cheetah43: Thanks for the review.The camera may be a very good one for most, but in the evaluation bar chart the items focus accuracy, image quality, ISO performance, optics, and performance do not impress [leaving aside the subjective value bar]. In the 'Cons' list, aren't the first four items [noise reduction and sharpening, lens range, 12MP, manual AF positioning] rather serious shortcomings? It seems that the industry is still quite a long distance away from a 95% mark unless the experts will claim that such a mark is unreachable, at least not at a tolerable price. Regards.
The first four items are trivial at worst.
NR and Sharpening are completely eliminated when shooting RAW, and if you are going to be picky about your final shots, you'll want to shoot raw anyway. 12MP = no digital zoom. That's about it, because 12MP is an 11x14 300dpi print, and larger than any consumer monitor being produced today. Manual AF positioning only matters if you're too young to use focus/recompose efficiently. No doubt - it' be nice to have a touchscreen-focus-shutter (my phone does) - but as an enthusiast product it's not really something a dedicated photog is going to *need* (want, perhaps)

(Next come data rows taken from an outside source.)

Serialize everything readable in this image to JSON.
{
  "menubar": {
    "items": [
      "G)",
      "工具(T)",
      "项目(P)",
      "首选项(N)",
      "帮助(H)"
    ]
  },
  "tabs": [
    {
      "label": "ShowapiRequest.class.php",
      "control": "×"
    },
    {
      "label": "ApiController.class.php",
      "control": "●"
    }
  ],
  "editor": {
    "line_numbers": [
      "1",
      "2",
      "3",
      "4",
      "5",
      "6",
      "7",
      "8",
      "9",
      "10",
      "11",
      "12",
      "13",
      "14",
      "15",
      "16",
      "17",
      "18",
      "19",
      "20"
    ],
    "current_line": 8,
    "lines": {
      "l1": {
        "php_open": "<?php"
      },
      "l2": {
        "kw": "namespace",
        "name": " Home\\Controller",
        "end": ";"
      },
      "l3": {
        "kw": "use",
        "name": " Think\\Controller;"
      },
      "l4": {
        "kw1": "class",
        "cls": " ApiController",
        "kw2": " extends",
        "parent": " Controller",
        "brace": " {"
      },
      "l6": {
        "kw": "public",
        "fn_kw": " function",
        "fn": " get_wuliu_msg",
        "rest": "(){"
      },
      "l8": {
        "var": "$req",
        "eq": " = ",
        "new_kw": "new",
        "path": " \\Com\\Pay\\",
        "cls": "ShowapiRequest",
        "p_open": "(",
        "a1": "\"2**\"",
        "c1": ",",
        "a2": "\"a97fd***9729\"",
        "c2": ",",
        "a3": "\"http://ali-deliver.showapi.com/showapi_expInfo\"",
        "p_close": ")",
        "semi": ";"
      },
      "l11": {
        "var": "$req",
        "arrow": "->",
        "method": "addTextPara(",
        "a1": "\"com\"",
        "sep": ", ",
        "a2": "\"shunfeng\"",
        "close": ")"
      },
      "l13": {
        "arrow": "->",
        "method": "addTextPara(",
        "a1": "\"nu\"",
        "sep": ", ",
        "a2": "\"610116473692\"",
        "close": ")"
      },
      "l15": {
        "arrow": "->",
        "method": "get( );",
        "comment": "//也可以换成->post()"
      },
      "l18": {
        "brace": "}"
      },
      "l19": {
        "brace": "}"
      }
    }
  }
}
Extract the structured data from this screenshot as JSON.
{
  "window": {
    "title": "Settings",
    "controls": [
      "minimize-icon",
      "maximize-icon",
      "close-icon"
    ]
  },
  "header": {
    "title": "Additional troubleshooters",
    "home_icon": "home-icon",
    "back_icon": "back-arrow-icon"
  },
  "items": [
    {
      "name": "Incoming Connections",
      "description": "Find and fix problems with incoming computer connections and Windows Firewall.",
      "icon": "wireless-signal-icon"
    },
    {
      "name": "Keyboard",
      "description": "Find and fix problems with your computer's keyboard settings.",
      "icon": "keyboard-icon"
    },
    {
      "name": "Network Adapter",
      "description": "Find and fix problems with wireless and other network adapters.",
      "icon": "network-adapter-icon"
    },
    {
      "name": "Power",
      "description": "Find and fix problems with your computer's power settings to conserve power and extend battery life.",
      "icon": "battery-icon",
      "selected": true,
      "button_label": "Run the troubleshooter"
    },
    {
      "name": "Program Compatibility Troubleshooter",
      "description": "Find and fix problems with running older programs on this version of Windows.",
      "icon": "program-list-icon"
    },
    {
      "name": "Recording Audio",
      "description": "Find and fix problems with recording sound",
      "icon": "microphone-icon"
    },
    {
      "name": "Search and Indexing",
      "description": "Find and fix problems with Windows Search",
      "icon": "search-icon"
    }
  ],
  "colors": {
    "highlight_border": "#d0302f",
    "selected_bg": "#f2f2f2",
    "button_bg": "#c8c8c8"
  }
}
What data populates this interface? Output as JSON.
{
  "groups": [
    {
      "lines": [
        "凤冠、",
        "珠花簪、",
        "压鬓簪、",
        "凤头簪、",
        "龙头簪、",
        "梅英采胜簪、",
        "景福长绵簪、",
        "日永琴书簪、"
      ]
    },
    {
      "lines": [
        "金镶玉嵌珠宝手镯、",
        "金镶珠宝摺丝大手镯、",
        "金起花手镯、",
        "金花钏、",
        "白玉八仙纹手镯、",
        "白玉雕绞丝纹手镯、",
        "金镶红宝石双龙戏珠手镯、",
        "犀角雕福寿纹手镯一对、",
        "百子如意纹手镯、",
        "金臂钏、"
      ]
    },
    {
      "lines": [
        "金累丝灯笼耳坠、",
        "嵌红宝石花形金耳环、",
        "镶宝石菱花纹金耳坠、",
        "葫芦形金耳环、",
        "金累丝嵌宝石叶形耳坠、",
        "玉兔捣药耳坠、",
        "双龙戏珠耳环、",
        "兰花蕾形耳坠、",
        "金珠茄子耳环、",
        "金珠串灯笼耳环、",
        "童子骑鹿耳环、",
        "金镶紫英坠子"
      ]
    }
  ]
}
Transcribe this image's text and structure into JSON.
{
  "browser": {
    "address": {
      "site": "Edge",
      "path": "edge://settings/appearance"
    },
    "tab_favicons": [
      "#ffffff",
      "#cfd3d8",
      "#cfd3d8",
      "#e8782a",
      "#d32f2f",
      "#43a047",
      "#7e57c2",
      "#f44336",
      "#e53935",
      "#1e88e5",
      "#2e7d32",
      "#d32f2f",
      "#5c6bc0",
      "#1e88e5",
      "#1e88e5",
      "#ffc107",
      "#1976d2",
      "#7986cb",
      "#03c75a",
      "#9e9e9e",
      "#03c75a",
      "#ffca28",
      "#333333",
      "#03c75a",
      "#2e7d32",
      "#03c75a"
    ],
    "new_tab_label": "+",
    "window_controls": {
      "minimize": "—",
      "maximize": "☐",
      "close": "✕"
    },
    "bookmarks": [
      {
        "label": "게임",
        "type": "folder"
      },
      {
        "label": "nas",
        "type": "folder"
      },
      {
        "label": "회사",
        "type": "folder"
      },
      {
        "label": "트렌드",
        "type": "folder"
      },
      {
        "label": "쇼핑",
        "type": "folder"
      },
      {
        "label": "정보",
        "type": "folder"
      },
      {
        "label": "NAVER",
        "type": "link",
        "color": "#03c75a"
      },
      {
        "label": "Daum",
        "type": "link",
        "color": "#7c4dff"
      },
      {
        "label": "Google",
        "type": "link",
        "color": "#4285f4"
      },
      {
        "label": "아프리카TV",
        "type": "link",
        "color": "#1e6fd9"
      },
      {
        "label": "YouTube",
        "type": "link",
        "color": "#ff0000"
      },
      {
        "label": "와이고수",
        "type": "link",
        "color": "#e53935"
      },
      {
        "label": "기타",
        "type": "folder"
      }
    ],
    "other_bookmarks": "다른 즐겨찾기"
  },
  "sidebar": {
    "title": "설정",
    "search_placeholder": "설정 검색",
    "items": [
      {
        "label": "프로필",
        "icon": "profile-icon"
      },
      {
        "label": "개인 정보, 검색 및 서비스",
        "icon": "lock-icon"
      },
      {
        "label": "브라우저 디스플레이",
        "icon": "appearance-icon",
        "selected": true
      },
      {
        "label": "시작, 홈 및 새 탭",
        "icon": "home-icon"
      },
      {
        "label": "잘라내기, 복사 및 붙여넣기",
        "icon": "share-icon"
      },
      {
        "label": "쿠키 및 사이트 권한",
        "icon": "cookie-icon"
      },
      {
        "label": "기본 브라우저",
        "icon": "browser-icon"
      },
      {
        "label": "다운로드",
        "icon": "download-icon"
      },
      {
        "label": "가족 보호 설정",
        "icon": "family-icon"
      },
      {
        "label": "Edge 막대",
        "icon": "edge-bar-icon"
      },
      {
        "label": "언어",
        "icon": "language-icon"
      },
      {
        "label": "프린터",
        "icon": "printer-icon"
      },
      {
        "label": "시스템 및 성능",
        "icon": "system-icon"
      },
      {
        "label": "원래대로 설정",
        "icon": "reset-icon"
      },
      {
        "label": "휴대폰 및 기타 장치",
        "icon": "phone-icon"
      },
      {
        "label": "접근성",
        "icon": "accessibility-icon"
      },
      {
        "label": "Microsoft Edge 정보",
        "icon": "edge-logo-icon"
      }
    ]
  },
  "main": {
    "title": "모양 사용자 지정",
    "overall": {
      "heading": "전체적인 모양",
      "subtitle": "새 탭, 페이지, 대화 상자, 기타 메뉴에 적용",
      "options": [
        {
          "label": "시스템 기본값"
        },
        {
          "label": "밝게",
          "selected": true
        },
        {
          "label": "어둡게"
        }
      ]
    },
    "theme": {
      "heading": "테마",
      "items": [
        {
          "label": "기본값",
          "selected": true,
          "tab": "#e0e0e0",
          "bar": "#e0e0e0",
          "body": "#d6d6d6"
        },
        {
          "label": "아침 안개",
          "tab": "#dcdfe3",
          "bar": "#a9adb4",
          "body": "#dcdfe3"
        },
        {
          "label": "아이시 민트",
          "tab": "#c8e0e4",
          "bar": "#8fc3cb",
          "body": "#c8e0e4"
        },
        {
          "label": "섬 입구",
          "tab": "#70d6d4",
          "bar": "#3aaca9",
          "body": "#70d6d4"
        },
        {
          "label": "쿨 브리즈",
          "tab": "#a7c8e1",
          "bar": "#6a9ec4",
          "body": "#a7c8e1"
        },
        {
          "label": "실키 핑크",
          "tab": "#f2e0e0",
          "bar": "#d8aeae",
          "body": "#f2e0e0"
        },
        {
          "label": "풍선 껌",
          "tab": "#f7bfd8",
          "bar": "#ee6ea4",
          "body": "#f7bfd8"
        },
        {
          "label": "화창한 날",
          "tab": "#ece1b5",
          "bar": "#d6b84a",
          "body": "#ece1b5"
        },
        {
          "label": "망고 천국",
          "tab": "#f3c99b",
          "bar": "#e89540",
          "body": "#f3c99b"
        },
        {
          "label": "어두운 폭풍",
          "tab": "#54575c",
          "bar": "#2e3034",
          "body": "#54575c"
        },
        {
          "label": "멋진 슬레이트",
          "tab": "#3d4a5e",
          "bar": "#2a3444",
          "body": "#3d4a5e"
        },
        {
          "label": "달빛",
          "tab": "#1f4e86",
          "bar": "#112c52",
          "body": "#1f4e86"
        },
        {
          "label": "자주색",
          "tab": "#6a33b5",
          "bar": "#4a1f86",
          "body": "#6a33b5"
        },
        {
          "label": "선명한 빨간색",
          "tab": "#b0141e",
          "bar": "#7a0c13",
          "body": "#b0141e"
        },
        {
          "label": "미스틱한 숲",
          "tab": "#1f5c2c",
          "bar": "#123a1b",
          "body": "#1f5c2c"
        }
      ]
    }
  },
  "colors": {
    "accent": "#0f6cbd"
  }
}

Boss of Sony: I thought this was the ideal camera until I realized it was the same size as the A6000 with one of its small lenses on it. A6000 has twice the sensor size, twice the megapixels, and the option of changing lenses, plus it's cheaper.
At which point does the Sony, with a lens which covers the range and aperture of this camera, become both smaller and cheaper?
The A6000 is a great camera, but the smallest, cheapest camera in the world that gets mounted to a large, expensive lens (or, worse, several) ceases to be compact and economical.
TORN: Taking a snapshot wih this camera at Photokina felt like:
- switch on and wait for the camera to boot and then for the complex lens design to unfold and automatically zoom to a focal length which you most probably want to change
- use motorzoom to get the right zoom
- fiddle around with setting the right focus point
This process can easily take up to 5 seconds. At least this is something a buyer should be aware of. When using a zoom I much prefer a lens I do not have to wait for when switching the camera on and a second time when zooming.
And how is this markedly different than any other compact zoom on the planet. They all boot, they all extend the lens, they all choose a default zoom (which usually isn't the one you need that time).
Fiddle with the focus point? What are you, an 11 year old girl? Center focus, recompose, shoot. We've been doing this for decades and it takes very little time. Unless you have a combo focuspoint/shutter (like my phone) or a still-life that gives you time to focus then shoot, the choose your focus often seems like a gimmick.